**EXERCISE MATERIAL:**

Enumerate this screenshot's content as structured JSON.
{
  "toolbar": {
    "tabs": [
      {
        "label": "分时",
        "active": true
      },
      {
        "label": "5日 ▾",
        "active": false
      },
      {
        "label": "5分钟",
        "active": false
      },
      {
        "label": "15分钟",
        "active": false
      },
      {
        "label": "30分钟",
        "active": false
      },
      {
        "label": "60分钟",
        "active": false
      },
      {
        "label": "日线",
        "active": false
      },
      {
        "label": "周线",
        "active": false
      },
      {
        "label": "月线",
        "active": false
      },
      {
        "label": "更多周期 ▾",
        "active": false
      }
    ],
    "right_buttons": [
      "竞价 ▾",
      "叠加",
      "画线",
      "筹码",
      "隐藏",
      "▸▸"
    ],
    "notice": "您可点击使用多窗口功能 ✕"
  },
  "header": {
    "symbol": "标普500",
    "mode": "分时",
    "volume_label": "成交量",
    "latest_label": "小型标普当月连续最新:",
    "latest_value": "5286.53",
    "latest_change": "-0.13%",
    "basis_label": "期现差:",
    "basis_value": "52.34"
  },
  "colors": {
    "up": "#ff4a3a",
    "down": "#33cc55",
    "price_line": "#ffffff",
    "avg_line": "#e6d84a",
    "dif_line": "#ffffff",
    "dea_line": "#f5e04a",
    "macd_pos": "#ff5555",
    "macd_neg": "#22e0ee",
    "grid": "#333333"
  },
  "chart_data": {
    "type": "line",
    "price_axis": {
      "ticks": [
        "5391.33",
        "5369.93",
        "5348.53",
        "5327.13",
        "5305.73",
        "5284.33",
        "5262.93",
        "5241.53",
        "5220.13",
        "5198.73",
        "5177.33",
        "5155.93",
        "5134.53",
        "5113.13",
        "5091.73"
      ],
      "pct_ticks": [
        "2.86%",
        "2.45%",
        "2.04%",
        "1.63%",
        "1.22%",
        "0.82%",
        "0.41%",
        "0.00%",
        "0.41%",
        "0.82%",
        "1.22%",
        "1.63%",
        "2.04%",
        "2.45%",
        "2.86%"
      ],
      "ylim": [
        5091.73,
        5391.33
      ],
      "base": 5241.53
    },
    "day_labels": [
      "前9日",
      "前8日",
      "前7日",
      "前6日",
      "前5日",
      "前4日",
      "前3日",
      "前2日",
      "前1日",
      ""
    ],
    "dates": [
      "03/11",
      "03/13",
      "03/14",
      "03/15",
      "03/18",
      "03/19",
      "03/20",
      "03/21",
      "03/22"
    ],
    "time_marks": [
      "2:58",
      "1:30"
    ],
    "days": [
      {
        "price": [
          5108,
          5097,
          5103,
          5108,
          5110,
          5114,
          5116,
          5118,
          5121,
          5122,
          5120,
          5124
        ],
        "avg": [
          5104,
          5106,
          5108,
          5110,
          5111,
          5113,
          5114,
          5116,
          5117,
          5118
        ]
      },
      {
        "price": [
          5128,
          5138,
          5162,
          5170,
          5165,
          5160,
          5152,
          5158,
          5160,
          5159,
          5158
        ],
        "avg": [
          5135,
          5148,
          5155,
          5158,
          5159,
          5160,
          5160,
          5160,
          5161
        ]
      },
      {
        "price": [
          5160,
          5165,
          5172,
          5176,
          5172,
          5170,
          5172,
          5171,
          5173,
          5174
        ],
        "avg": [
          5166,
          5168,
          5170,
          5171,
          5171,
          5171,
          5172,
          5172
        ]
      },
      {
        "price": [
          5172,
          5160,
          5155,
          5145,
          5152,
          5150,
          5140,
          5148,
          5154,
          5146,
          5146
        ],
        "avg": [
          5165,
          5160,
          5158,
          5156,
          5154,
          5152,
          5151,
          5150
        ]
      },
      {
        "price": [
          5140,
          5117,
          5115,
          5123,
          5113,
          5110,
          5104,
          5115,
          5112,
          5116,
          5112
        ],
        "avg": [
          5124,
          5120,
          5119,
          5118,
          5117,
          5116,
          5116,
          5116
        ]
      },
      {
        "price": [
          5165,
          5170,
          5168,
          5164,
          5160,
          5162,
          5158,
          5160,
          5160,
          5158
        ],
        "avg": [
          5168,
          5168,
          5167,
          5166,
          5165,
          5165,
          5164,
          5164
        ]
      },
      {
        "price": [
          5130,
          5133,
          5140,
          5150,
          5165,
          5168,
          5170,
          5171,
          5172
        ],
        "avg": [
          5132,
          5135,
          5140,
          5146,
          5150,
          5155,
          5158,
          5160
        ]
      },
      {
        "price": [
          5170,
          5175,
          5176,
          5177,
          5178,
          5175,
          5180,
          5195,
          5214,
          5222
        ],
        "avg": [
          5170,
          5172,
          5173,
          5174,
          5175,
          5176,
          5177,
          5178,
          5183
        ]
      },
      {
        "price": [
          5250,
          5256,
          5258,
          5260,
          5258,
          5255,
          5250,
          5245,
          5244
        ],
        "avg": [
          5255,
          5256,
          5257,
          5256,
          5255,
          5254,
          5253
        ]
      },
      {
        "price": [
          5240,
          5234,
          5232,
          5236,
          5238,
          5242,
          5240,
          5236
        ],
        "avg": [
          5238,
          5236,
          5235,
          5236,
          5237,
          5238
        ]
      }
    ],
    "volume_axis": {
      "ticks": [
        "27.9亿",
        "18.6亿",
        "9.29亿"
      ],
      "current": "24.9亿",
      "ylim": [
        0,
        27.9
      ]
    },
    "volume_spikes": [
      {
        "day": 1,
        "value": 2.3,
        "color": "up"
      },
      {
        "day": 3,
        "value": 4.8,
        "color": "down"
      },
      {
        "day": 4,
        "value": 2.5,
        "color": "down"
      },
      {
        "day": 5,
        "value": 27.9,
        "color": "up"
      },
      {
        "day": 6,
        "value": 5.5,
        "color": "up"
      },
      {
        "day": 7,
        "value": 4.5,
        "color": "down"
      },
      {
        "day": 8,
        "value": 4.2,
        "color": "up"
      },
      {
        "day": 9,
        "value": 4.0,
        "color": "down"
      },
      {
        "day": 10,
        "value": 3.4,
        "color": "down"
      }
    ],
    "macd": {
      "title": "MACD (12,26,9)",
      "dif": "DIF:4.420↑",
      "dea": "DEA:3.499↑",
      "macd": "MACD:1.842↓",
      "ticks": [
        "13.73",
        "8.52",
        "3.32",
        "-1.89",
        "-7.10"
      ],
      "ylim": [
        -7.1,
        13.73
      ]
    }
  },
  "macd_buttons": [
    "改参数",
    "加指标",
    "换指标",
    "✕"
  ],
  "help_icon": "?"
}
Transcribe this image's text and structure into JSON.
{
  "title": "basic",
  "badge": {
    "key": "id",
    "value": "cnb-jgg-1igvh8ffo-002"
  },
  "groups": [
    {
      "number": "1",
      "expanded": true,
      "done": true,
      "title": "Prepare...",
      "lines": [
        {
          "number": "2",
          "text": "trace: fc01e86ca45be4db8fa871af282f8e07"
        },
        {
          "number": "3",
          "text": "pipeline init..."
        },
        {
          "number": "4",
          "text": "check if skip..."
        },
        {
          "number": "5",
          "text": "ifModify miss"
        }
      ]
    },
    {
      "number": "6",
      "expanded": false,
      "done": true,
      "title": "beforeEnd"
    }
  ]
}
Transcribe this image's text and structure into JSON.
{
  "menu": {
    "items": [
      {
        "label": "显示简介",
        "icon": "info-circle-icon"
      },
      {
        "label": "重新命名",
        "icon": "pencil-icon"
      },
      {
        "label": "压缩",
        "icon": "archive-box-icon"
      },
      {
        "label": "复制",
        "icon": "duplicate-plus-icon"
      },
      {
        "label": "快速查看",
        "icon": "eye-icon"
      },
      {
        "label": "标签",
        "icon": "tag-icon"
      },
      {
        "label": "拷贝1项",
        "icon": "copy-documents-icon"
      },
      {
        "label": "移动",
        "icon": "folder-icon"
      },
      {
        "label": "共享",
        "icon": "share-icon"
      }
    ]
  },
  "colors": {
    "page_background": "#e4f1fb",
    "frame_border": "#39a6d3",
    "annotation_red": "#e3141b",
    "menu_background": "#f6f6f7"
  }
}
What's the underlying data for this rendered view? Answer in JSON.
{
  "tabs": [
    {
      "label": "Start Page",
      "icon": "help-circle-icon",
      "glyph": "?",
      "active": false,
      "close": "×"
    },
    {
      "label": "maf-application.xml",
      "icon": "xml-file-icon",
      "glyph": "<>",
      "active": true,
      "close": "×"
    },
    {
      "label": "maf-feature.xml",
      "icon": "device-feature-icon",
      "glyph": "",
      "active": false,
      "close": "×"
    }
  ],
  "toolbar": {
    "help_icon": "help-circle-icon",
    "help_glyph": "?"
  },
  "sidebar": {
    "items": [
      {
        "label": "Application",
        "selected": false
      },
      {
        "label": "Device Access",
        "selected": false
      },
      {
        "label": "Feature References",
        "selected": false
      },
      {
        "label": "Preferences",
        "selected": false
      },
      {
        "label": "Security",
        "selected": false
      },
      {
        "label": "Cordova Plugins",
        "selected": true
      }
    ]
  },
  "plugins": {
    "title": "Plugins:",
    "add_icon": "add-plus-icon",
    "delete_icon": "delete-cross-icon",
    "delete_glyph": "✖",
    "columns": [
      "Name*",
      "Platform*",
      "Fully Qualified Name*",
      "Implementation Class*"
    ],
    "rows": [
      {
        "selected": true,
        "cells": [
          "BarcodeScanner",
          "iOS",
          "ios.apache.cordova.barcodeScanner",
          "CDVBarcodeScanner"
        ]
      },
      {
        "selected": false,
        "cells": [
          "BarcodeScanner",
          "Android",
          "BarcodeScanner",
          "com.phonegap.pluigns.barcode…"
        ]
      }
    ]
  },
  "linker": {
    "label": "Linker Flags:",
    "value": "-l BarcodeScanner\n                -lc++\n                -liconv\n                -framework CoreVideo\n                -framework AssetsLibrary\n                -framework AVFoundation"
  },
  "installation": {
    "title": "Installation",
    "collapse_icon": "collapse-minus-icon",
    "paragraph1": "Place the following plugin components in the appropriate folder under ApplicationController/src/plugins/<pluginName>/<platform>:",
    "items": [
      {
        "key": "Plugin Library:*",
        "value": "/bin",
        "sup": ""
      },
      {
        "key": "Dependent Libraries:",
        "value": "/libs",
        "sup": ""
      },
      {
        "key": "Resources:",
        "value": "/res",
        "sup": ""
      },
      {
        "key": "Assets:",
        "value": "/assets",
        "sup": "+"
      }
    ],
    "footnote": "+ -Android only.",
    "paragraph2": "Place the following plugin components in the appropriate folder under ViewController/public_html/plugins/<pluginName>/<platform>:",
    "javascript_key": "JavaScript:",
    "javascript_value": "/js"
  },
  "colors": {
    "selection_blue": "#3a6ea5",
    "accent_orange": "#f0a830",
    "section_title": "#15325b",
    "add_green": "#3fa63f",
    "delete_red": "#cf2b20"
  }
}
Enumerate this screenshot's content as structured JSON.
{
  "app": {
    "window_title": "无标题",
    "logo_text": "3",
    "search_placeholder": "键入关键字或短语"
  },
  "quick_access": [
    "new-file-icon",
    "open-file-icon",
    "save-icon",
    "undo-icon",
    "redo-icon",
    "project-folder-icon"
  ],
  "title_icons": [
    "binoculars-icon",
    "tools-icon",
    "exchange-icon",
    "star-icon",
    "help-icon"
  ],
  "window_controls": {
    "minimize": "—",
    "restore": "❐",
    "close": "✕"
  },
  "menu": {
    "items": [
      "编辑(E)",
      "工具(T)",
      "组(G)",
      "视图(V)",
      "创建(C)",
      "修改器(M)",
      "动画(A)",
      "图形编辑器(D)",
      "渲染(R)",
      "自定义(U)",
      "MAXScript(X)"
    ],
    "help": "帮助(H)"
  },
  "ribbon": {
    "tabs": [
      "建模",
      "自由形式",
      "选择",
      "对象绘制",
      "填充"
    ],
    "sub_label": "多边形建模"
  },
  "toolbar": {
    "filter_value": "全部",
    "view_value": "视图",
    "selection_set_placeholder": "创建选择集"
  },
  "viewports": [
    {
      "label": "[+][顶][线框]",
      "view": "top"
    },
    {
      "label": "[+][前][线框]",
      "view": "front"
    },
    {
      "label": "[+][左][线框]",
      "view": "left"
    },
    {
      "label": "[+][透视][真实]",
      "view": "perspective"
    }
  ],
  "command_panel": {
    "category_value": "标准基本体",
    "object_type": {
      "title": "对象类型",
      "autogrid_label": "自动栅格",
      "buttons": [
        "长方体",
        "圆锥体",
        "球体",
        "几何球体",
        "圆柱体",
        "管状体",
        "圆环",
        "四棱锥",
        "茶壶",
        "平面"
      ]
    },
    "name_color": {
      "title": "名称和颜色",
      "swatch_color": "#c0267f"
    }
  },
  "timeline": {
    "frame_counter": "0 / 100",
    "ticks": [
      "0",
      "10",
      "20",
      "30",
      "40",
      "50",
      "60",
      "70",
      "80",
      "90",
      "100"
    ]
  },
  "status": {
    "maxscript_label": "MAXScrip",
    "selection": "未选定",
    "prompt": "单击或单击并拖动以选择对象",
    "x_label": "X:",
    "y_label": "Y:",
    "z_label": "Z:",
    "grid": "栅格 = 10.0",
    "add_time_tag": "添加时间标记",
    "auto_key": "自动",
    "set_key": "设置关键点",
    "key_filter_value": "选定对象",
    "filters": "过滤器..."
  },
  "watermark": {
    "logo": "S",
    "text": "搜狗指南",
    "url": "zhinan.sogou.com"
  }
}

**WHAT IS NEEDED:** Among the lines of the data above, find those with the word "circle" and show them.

**FINAL ANSWER:**
        "icon": "info-circle-icon"
      "icon": "help-circle-icon",
    "help_icon": "help-circle-icon",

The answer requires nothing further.